=== Action item ===
Copy out, from the entries below, each line holding the string "selected".
Data below:
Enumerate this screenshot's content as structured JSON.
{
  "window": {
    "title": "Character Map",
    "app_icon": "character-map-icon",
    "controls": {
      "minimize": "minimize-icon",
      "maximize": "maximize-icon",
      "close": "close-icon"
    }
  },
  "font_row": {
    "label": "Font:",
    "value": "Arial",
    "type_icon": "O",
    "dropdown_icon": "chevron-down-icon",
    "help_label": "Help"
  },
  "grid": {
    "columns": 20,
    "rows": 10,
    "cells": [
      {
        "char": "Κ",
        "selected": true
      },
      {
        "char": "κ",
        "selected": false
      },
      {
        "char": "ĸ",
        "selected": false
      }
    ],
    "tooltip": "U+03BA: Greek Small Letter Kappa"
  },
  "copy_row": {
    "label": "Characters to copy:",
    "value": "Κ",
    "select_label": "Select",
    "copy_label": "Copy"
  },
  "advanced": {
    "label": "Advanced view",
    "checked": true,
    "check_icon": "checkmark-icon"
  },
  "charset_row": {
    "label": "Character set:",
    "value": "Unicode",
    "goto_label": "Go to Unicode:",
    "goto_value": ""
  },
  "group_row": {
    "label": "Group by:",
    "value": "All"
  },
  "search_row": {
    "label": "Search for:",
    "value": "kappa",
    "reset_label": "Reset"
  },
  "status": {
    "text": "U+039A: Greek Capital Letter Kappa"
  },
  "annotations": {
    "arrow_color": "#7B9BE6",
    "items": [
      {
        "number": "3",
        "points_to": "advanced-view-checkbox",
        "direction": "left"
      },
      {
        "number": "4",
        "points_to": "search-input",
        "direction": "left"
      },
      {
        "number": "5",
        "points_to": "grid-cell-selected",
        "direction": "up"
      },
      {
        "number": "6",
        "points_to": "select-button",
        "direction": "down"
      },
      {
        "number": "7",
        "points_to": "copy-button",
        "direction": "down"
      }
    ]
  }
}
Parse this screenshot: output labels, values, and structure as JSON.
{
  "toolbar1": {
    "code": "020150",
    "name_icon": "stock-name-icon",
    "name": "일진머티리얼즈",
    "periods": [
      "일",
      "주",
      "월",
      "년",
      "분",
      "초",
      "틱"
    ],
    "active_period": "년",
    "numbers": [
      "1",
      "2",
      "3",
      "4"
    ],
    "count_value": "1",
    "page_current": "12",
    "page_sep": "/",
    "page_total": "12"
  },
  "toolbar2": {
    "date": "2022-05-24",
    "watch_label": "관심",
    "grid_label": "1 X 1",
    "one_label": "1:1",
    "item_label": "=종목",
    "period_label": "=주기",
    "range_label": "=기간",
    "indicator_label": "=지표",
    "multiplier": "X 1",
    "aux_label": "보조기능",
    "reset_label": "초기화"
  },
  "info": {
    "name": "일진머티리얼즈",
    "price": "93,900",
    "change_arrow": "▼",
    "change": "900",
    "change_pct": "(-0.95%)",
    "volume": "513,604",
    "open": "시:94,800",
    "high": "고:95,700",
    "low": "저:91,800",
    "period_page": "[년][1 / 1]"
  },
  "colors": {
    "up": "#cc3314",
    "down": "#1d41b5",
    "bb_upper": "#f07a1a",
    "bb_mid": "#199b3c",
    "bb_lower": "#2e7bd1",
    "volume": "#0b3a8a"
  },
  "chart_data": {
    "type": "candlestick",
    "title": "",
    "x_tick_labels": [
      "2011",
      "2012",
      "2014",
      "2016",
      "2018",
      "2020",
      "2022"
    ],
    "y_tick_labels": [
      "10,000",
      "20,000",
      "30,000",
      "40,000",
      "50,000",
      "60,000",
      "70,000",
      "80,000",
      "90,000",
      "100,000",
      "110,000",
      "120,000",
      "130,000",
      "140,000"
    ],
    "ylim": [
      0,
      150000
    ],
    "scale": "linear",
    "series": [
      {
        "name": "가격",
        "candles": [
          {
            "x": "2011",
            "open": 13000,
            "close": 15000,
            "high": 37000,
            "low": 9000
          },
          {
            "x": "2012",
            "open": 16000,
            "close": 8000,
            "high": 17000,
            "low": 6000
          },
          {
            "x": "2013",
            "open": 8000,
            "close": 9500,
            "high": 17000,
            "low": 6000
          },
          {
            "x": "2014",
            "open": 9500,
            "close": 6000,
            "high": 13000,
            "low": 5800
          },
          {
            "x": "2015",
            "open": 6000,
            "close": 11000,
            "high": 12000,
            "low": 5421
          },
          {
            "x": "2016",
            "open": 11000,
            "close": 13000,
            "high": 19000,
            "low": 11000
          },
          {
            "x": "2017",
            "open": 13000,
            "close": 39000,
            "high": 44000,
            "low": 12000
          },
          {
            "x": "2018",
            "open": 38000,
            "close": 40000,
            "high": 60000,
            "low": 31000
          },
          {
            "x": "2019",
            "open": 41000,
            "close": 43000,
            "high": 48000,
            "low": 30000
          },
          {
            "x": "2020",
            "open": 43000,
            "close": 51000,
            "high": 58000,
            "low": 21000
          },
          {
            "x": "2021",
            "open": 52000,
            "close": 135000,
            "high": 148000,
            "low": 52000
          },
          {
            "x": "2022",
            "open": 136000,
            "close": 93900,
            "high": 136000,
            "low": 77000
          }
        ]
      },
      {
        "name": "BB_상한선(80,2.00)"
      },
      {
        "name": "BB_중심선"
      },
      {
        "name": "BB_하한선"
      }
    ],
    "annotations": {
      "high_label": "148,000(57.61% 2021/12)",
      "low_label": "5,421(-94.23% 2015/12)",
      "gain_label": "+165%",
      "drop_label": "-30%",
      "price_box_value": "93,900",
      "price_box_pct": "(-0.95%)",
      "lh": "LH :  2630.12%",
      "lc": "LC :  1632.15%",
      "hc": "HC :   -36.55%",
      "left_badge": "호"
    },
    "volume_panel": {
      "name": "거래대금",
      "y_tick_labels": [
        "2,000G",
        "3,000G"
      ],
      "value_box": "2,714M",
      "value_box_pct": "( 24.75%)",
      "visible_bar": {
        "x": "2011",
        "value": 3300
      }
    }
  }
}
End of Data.
=== Answer to the problem ===
        "selected": true
        "selected": false
        "selected": false
        "points_to": "grid-cell-selected",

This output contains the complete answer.